The stack is a special type of "table" which is located inside the SNES RAM. Imagine the stack as a stack of plates. You can only add (push) or remove (pull/pop) a plate from the top. You can visualize it as something like this:
The empty "boxes" in above example are basically the values inside the stack, and they can hold any value. The collection of boxes are closed off from all sides, except from the top.
"Pushing" is the act of adding a value on top of the stack. Here's an example:
| | |[$32]|
|[$A9]| > |[$A9]|
As you can see, the value $32 is added on top of the stack. The stack now has five values instead of four.
"Pulling" (or "popping") is the act of reading a value from the top of the stack. Here's an example:
|[$32]| | |
|[$A9]| > |[$A9]|
As you can see, the value $32 is retrieved from the top of the stack.
There are opcodes to push the current value inside the A, X or Y registers onto the stack:
There are also opcodes to pull the current value from the stack into the A, X or Y registers:
Imagine the following scenario: The X register has to stay at the value $19, no matter what, but you really have to use X for something else. How would one do that? You use PHX to preserve the value in X in the stack, before you use an instruction which modifies the contents of X:
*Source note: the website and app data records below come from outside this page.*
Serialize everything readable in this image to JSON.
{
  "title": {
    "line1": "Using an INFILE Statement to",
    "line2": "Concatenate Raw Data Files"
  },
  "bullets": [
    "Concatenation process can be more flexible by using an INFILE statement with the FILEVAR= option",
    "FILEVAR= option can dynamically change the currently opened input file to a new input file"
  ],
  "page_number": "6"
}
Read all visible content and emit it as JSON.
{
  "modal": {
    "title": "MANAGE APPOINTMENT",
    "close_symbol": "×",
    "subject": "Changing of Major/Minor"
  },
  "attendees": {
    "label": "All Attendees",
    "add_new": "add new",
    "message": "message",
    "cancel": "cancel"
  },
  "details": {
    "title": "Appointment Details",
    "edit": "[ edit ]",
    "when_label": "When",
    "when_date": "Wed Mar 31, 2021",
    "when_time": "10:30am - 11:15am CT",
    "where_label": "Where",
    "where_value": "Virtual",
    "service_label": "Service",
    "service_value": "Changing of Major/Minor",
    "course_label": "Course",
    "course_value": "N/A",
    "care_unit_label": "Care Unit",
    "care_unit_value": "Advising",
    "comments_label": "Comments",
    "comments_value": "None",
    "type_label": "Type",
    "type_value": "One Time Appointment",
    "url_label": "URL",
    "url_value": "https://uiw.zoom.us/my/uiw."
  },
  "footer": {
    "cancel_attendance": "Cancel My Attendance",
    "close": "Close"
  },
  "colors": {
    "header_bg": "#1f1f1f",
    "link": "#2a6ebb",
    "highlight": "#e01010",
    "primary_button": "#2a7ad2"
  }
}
; Imagine X has the value $19 in the stack
PHX ; Push X ($19) onto stack. Result: Stack 1st value = $19
LDX $91 ; Load the value in address $7E0091 into X
LDA $1000,x ; \ X is now modified, and we use it to index RAM
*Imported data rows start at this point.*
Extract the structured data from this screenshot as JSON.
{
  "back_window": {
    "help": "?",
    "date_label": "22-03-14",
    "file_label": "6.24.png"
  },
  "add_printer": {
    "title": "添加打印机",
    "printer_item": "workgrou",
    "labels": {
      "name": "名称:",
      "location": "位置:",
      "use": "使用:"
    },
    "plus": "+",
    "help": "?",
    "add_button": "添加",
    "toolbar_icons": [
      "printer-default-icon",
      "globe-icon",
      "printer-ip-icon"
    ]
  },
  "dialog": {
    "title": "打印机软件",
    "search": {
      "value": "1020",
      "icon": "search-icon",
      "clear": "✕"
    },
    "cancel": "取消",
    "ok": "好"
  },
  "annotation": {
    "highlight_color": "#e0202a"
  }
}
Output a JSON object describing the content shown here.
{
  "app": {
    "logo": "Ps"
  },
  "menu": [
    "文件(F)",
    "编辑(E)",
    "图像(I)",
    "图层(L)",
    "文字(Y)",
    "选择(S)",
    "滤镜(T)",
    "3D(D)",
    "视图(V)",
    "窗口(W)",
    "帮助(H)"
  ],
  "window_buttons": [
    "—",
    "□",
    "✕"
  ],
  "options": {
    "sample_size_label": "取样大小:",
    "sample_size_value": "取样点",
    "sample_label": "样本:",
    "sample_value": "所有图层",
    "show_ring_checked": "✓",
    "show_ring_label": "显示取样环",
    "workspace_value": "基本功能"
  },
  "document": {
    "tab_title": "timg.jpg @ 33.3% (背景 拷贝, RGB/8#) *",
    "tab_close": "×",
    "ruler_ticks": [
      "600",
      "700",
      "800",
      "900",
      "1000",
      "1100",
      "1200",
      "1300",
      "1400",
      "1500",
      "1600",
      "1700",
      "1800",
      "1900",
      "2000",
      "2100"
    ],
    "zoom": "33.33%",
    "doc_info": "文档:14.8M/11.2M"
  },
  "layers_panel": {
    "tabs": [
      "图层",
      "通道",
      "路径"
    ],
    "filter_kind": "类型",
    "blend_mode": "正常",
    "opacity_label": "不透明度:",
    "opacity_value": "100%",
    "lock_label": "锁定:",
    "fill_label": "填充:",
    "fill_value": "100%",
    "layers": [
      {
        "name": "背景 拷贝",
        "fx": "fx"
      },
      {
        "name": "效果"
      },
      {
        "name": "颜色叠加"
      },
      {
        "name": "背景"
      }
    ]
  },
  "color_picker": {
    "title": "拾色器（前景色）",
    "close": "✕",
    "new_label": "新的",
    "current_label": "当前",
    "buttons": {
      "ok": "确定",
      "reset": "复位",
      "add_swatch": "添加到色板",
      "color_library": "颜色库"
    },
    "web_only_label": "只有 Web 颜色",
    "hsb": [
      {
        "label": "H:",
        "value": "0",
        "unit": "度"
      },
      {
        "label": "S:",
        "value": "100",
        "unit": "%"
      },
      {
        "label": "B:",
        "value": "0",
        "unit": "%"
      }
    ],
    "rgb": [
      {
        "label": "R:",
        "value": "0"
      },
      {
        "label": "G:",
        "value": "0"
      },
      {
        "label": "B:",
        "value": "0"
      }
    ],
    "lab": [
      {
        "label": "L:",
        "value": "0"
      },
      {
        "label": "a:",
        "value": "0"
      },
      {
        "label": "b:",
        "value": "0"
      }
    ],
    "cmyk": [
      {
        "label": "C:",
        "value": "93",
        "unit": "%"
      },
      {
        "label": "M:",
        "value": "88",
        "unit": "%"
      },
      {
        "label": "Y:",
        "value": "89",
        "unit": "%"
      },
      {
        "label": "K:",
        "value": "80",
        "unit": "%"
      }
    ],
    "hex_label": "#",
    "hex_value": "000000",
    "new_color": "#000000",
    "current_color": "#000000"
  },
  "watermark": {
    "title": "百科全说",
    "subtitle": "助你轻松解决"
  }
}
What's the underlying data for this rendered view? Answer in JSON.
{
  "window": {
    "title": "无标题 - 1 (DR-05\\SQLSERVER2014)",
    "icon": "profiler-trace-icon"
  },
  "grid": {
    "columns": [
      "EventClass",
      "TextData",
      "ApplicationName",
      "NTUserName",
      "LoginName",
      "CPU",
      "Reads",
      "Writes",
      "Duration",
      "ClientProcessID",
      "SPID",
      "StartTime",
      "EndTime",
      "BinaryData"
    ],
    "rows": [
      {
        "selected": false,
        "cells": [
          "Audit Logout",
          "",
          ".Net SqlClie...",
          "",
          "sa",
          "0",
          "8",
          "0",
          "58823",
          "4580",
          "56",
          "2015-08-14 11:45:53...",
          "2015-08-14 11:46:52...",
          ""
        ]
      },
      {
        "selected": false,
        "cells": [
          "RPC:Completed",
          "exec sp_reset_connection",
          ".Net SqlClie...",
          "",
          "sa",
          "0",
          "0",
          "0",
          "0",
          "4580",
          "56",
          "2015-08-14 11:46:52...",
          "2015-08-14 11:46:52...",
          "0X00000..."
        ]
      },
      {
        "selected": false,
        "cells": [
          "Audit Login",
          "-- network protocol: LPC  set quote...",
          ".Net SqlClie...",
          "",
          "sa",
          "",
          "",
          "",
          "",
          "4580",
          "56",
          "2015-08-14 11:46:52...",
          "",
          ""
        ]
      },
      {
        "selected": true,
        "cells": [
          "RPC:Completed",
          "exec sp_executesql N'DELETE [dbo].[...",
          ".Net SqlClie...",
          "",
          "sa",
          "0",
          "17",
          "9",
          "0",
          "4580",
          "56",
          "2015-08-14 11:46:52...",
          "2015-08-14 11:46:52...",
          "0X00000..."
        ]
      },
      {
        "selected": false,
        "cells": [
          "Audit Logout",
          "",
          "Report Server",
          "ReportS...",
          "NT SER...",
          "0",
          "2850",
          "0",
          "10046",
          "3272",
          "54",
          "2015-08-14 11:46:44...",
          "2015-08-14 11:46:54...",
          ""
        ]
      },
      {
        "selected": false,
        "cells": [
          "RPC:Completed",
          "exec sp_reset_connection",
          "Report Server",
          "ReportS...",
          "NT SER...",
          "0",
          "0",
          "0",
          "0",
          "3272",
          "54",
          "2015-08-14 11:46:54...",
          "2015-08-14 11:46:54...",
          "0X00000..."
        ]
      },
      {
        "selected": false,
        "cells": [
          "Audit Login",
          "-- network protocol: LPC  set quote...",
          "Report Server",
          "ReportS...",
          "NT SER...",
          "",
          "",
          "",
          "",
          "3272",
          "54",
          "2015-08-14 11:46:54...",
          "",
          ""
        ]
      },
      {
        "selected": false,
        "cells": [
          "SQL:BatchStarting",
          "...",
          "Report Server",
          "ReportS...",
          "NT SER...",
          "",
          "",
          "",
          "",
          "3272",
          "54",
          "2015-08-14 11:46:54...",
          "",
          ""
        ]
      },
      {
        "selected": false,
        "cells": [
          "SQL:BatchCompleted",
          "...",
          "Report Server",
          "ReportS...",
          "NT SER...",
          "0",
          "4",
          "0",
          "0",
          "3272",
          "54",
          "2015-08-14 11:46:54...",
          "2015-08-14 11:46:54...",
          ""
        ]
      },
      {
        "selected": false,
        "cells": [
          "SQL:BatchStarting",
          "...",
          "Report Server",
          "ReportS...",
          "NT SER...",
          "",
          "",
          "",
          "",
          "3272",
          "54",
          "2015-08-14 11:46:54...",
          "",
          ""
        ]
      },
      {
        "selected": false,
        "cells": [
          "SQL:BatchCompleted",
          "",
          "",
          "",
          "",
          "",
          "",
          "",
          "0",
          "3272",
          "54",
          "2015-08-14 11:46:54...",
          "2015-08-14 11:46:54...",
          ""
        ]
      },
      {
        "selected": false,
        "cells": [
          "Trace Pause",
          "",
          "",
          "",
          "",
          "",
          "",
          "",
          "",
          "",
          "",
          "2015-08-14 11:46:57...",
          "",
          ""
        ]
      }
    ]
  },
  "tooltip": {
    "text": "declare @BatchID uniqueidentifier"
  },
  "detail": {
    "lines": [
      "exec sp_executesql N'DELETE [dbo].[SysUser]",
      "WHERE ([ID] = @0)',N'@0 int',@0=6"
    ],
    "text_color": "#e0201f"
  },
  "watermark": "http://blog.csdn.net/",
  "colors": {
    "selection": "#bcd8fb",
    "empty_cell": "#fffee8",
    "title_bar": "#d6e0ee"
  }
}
STA $0100 ; /
PLX ; Restore X. X is now $19 again
All the previous explanations and behaviours apply to 16-bit stack operations as well. It's just that you're pushing and pulling 16-bit values, not 8-bit values.
This also means that if you push two 8-bit values onto the stack, you can pull a single 16-bit value later.
There are also other push and pull commands, which are not affected by 8-bit or 16-bit mode A, X and Y: